* [What to work on]
Return the entries in their entirety, precisely as given.

*** Opening Data shown ***

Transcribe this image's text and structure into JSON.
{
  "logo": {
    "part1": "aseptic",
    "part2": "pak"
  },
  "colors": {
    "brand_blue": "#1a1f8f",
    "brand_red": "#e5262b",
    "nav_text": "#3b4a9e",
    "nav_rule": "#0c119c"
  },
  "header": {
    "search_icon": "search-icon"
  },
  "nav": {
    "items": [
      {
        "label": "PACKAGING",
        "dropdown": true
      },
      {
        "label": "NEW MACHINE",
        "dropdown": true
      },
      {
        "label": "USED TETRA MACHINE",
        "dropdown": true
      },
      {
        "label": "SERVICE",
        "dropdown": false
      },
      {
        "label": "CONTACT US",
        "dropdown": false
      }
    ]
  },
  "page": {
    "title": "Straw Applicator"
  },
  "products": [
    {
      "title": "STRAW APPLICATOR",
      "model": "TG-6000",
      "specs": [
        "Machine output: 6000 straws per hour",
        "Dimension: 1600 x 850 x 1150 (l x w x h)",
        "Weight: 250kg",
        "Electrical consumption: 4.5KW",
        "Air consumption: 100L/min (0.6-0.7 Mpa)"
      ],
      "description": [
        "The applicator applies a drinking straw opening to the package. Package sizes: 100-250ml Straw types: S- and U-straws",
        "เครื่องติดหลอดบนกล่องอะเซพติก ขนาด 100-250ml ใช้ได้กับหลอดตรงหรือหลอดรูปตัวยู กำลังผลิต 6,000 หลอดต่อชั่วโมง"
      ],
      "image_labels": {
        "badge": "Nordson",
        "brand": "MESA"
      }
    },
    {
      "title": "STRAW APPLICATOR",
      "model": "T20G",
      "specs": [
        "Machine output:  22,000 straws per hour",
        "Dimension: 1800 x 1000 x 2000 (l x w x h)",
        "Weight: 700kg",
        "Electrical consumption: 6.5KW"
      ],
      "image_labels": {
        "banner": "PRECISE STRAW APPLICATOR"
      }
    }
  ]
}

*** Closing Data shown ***

* [Response to the exercise]
Transcribe this image's text and structure into JSON.
{
  "logo": {
    "part1": "aseptic",
    "part2": "pak"
  },
  "colors": {
    "brand_blue": "#1a1f8f",
    "brand_red": "#e5262b",
    "nav_text": "#3b4a9e",
    "nav_rule": "#0c119c"
  },
  "header": {
    "search_icon": "search-icon"
  },
  "nav": {
    "items": [
      {
        "label": "PACKAGING",
        "dropdown": true
      },
      {
        "label": "NEW MACHINE",
        "dropdown": true
      },
      {
        "label": "USED TETRA MACHINE",
        "dropdown": true
      },
      {
        "label": "SERVICE",
        "dropdown": false
      },
      {
        "label": "CONTACT US",
        "dropdown": false
      }
    ]
  },
  "page": {
    "title": "Straw Applicator"
  },
  "products": [
    {
      "title": "STRAW APPLICATOR",
      "model": "TG-6000",
      "specs": [
        "Machine output: 6000 straws per hour",
        "Dimension: 1600 x 850 x 1150 (l x w x h)",
        "Weight: 250kg",
        "Electrical consumption: 4.5KW",
        "Air consumption: 100L/min (0.6-0.7 Mpa)"
      ],
      "description": [
        "The applicator applies a drinking straw opening to the package. Package sizes: 100-250ml Straw types: S- and U-straws",
        "เครื่องติดหลอดบนกล่องอะเซพติก ขนาด 100-250ml ใช้ได้กับหลอดตรงหรือหลอดรูปตัวยู กำลังผลิต 6,000 หลอดต่อชั่วโมง"
      ],
      "image_labels": {
        "badge": "Nordson",
        "brand": "MESA"
      }
    },
    {
      "title": "STRAW APPLICATOR",
      "model": "T20G",
      "specs": [
        "Machine output:  22,000 straws per hour",
        "Dimension: 1800 x 1000 x 2000 (l x w x h)",
        "Weight: 700kg",
        "Electrical consumption: 6.5KW"
      ],
      "image_labels": {
        "banner": "PRECISE STRAW APPLICATOR"
      }
    }
  ]
}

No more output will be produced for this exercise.